_Exercise_
An exact copy of all records is expected, minus the images.

───── Data supplied

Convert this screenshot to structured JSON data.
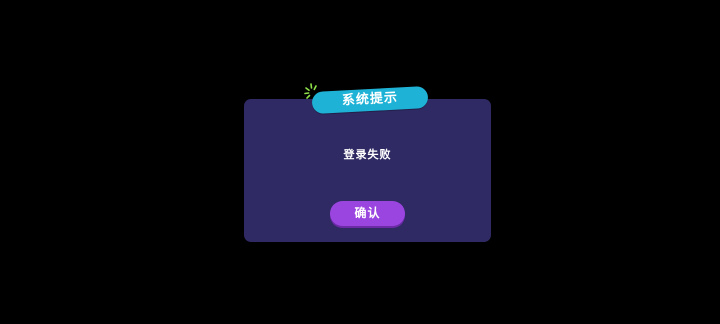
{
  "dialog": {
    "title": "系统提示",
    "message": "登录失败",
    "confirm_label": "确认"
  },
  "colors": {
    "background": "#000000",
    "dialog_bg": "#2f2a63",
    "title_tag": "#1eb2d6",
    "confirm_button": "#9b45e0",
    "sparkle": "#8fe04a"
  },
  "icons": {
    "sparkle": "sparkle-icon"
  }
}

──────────

_Your solution_
Convert this screenshot to structured JSON data.
{
  "dialog": {
    "title": "系统提示",
    "message": "登录失败",
    "confirm_label": "确认"
  },
  "colors": {
    "background": "#000000",
    "dialog_bg": "#2f2a63",
    "title_tag": "#1eb2d6",
    "confirm_button": "#9b45e0",
    "sparkle": "#8fe04a"
  },
  "icons": {
    "sparkle": "sparkle-icon"
  }
}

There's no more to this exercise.